#### Information provided

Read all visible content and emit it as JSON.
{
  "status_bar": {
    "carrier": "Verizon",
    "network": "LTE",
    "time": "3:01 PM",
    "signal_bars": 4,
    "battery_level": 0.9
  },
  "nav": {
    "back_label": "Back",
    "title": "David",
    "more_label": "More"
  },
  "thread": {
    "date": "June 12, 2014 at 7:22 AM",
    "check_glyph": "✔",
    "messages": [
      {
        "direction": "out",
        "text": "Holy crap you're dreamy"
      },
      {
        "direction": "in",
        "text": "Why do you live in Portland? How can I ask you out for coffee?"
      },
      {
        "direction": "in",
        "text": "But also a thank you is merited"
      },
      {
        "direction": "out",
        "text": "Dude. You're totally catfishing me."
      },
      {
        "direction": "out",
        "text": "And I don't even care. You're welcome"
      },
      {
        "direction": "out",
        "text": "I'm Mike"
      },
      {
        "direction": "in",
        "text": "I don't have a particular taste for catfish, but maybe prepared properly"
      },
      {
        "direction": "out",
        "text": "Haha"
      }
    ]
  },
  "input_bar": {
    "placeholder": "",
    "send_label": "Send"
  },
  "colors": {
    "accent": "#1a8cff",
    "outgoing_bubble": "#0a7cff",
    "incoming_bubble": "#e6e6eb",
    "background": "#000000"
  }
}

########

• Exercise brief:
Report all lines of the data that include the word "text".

• Result for this task:
        "text": "Holy crap you're dreamy"
        "text": "Why do you live in Portland? How can I ask you out for coffee?"
        "text": "But also a thank you is merited"
        "text": "Dude. You're totally catfishing me."
        "text": "And I don't even care. You're welcome"
        "text": "I'm Mike"
        "text": "I don't have a particular taste for catfish, but maybe prepared properly"
        "text": "Haha"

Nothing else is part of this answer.